A few days later, I was looking for something else in Alexander Street Press’s “Silent Films Online” database, to which Penn State subscribes, and decided to look for Battleship Potemkin there. It turns out that we have access to two different streaming versions of the film, with transcripts. Returning to LionSearch, I realized that there is a Content Type facet for “Streaming” that is separate from “Video Recording.” That said, my original “Video Recording” limit did contain one video that I would consider to be streaming, that does not then appear in the actual “Streaming” list. Confused yet?
In any search system, it’s difficult to ascertain how things like relevance are determined. Google, for example, is not revealing too many secrets, but claims that relevancy is determined by over 200 factors. Penn State Libraries does provide some information about how LionSearch is configured. I am going to hazard a guess that in this particular case, the actual DVDs and streaming versions of Battleship Potemkin fell to the bottom of the search because they are “older” and deemed less relevant by the algorithm. And, of course, the way items are cataloged will have impact on which facets apply to them for narrowing searches.
I decided to try my search in the web version of WorldCat, since WorldCat does attempt to consolidate records and editions of items. WorldCat does assume that I want a visual resource, although my first result is for the VHS version of the film. The DVD is number 3, with that 1978 Herbert Marshall book showing up in second place. I can understand why the book is popular – even I finally succumbed and requested a copy so that I could learn how the famous Odessa Steps sequence was filmed. Obsessed, I retry the search at my former employer’s local instance of WorldCat. Herbert Marshall’s book is number 1, and the DVD is number 2, so even WorldCats don’t agree.
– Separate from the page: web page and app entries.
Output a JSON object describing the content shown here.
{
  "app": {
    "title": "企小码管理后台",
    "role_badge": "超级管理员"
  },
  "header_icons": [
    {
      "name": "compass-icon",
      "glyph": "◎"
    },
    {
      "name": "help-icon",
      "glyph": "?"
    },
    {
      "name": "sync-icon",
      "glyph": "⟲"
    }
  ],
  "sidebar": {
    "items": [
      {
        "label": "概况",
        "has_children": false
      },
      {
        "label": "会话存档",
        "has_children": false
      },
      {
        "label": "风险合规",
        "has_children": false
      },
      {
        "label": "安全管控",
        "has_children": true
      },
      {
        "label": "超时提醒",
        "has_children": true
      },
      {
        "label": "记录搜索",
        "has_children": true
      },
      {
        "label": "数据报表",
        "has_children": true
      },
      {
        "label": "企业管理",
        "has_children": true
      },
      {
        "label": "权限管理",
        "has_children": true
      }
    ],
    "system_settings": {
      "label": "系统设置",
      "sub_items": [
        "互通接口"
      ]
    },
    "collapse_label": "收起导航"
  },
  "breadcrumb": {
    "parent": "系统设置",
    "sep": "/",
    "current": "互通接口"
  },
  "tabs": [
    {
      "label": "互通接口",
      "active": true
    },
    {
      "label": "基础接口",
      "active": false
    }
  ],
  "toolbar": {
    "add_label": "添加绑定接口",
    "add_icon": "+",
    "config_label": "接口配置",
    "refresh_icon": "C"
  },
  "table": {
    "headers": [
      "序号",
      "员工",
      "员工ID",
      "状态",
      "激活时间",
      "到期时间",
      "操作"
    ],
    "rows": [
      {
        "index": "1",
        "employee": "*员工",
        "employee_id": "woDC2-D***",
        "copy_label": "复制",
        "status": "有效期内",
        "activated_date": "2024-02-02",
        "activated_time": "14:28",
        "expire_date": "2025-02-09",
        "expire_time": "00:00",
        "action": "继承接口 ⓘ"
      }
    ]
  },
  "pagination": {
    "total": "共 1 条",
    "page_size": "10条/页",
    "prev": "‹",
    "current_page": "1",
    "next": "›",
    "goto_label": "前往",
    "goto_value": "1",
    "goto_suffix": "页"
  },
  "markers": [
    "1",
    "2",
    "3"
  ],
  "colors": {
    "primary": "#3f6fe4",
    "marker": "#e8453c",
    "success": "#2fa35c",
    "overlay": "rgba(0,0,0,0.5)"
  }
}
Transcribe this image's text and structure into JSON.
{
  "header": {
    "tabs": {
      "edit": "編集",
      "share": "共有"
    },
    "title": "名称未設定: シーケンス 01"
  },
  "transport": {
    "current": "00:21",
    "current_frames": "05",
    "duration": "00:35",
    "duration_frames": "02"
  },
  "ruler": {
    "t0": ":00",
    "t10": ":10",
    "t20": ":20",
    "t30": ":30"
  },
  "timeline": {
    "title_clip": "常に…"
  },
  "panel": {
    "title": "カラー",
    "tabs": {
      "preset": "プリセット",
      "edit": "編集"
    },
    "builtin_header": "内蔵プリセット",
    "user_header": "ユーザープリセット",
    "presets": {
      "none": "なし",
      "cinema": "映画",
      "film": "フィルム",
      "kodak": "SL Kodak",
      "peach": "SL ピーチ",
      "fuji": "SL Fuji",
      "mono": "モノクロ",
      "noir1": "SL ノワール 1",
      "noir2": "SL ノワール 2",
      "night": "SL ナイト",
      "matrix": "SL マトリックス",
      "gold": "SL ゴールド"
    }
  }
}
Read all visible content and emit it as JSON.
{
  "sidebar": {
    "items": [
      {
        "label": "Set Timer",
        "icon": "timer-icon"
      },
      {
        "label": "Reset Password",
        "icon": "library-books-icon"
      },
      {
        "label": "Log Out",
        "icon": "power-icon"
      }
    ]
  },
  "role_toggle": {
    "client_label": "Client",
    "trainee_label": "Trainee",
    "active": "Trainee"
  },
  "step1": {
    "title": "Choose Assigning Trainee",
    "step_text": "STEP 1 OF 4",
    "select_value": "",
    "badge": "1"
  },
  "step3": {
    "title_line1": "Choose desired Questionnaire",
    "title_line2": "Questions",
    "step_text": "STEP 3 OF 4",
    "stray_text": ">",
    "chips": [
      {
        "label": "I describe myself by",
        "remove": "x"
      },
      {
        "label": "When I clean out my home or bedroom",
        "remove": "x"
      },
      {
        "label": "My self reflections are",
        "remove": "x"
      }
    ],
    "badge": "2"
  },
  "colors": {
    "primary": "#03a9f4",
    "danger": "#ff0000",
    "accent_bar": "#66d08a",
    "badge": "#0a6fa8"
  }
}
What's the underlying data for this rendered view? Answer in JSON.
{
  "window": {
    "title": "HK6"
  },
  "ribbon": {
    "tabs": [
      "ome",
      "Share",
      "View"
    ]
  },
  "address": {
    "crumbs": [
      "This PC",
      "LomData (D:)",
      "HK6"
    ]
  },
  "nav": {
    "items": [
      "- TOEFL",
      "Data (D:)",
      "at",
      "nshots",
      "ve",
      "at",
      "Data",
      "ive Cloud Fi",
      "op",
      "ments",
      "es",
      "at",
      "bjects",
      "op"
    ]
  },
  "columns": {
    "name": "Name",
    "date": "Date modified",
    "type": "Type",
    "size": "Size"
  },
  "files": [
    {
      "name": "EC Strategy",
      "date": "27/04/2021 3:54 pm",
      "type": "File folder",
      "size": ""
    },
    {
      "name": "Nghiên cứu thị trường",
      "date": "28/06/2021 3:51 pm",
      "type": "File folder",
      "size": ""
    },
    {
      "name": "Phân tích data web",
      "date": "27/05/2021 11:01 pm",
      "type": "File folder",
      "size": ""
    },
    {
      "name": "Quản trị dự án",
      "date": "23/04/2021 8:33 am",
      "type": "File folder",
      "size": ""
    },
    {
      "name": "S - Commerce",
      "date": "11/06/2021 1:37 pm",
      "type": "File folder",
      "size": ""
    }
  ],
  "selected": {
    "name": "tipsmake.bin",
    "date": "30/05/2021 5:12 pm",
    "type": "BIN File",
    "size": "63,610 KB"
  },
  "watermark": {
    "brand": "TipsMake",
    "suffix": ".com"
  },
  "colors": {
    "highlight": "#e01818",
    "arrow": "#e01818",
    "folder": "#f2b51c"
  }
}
This can probably be explained by the fact that the University of Maryland’s WorldCat instance allows items in their holdings to rise to the top of the search results.
I can’t stop. Amazon. Amazon understands. Not only does it know that I want a visual resource, but it sends me to a direct, free streaming link because I am a Prime subscriber. Indeed, a 2012 study by Rice Majors in Library Trends, “Comparative User Experiences of Next-Generation Catalogue Interfaces,” specifically points to Amazon’s “rich data of ratings, reviews, lists of similar items, the ability to search within the book, the ability to see front and back cover, the ability to read the first chapter, etc.,” as features highly desired by users. I would add “instant, intuitive and correct search results” to that list. Another article in the same issue of Library Trends, this time by Joshua Barton, goes further in explaining how sites like Google and Amazon can provide such positive user experiences based on their large supply of available aggregated data.
Does this mean LionSearch/Summon is terrible and Google is great? Does it mean that I am a terrible librarian? No, I don’t think so. Those conclusions cannot be reached from this minor experiment. What it does mean, however, is that when I attempt to teach undergraduates how to search I cannot tell them that there is one true way. Or even a “better” way. But I will not tell them that Google, Wikipedia, or Amazon are “bad.” Only different. And as a librarian, I should really pay more attention to how things are indexed, sorted, and results returned within different systems. There are things about the commercial sites that should make users wary. I’m certain Amazon is so pleasing to me is because it knows where I have been and many of my habits. Privacy is something that libraries value highly, but I honestly think that in the coming years, libraries will need to adapt in order to allow for the creation of custom user experiences, ability to anticipate user needs, leading to increased relevancy in search results.